The schools advisory services programme launched last November by the International Finance Corporation (IFC), a member of the World Bank (WB) is reportedly in progress.
IFC programme analyst Liliane Rushemeza pointed this out during an interview at the IFC country offices in Kigali Tuesday.
“I have visited about nineteen schools and over thirty schools are interested in the programme and have signed an expression of interest,” she said. She underlined that currently, they are marketing the programme in schools country-wide.
Loans to the tune of Rwf 970 million have been acquired in the last five months, constituting 33 percent of the target in the next two years.
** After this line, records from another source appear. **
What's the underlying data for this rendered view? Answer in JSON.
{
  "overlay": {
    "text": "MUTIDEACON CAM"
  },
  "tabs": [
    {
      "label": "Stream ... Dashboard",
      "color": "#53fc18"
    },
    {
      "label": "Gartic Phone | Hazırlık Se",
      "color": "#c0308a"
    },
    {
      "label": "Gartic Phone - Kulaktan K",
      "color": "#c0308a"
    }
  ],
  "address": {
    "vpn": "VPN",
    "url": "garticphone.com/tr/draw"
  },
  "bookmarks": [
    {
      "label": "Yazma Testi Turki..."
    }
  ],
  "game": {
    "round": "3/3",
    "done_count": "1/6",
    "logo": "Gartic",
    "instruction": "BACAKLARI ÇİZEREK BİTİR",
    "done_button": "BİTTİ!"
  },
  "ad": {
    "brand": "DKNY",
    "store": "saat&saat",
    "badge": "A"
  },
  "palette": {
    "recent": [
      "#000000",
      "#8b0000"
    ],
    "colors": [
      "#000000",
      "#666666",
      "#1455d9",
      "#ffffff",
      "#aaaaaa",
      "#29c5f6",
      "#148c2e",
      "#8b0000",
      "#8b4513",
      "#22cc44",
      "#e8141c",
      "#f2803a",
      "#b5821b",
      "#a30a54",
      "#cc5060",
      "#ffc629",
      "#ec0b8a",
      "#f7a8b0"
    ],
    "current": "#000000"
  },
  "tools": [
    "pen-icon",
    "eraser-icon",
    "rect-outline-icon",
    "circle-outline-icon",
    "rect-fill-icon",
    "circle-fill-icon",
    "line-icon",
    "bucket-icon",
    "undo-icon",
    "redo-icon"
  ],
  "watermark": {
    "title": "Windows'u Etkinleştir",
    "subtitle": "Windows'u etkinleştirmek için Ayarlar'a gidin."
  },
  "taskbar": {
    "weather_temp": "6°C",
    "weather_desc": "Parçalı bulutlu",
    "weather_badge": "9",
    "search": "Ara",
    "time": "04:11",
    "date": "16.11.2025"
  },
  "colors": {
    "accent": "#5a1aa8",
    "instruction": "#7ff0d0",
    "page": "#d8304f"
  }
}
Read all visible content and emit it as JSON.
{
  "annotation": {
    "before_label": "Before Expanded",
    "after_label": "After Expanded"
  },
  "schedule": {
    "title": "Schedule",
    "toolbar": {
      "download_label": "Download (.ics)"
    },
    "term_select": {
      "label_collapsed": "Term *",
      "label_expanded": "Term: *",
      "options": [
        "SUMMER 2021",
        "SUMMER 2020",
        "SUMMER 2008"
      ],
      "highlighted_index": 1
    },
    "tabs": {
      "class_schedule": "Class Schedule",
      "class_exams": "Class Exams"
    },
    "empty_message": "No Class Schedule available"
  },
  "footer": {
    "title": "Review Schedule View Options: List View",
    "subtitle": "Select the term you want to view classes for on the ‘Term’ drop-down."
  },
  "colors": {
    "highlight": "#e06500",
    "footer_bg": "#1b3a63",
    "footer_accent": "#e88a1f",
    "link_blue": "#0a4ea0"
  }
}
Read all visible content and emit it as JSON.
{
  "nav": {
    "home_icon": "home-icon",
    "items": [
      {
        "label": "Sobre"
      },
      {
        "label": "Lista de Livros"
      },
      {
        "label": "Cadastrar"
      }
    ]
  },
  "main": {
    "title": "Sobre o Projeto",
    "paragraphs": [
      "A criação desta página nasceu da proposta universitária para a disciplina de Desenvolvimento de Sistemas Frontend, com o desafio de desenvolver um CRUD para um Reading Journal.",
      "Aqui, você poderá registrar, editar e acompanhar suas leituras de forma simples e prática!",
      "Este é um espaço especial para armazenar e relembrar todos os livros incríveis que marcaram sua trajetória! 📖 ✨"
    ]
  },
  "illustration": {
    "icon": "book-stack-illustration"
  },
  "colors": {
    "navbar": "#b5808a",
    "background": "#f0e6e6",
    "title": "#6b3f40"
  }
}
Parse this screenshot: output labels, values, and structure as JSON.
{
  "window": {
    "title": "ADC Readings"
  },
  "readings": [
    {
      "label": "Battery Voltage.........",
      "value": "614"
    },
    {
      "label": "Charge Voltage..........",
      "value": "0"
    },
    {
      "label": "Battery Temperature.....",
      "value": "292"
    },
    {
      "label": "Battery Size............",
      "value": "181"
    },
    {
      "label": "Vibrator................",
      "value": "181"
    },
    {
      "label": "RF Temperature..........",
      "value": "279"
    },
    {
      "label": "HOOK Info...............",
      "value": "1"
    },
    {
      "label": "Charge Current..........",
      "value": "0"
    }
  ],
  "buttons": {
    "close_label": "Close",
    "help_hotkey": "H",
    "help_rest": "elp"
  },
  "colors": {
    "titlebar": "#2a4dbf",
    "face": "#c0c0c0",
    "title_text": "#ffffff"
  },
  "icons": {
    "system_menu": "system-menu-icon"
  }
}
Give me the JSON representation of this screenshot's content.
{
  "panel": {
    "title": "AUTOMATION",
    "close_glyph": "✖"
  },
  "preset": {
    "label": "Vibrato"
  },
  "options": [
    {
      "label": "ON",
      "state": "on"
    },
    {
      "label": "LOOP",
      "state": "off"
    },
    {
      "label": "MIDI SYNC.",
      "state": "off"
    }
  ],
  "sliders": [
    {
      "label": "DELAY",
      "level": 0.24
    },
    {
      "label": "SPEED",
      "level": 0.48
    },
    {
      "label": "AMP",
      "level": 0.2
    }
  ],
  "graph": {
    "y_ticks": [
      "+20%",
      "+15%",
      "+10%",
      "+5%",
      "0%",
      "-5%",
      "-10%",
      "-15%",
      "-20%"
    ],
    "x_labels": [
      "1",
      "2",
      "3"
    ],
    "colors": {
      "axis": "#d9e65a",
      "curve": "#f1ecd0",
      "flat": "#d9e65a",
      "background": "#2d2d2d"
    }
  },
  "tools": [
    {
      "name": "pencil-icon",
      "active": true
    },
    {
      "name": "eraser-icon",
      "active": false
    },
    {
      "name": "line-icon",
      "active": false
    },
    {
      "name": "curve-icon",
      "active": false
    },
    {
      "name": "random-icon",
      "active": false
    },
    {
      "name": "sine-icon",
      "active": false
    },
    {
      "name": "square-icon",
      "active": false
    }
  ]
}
The programme which has in-built advisory and investment services allows the WB’s private sector arm to support the education sector by offering “risk participation facilities” to the Rwanda Development Bank (BRD) to sustain lending in education.
“Since the launch of the advisory services we have also hired consultants that are going to provide advisory services directly to the schools.”
“The first component was to have direct services to the schools. In the next coming months we shall hire other consultants to deliver services such as strategic planning and other business development services,” she said.
Rushemeza noted that the schools have been “very receptive and welcoming” but acknowledged that “one of the things” her team has to do is managing the expectations.
“There are unreasonable expectations of the schools in terms of receiving quick access to finance and cheap advisory services.” She underscored that most schools, on grasping what IFC has to offer and how important it is, are willing to pay.
“And because we are sharing in the cost, it is much cheaper than when they were hiring a consultant.”
After a workshop last June presented outcomes of an IFC market study commissioned on the status of private sector education contribution, discussions with BRD to set up a financial agreement – a “risk-sharing guarantee” worth US$ 4.8 million ensued.
This allows BRD to lend to private sector promoters in education with ease.
The scheme is part of the IFC’s US$ 50 million Africa Schools Programme that encourages local banks to provide financing to private schools and, it has registered success elsewhere in Kenya and Ghana.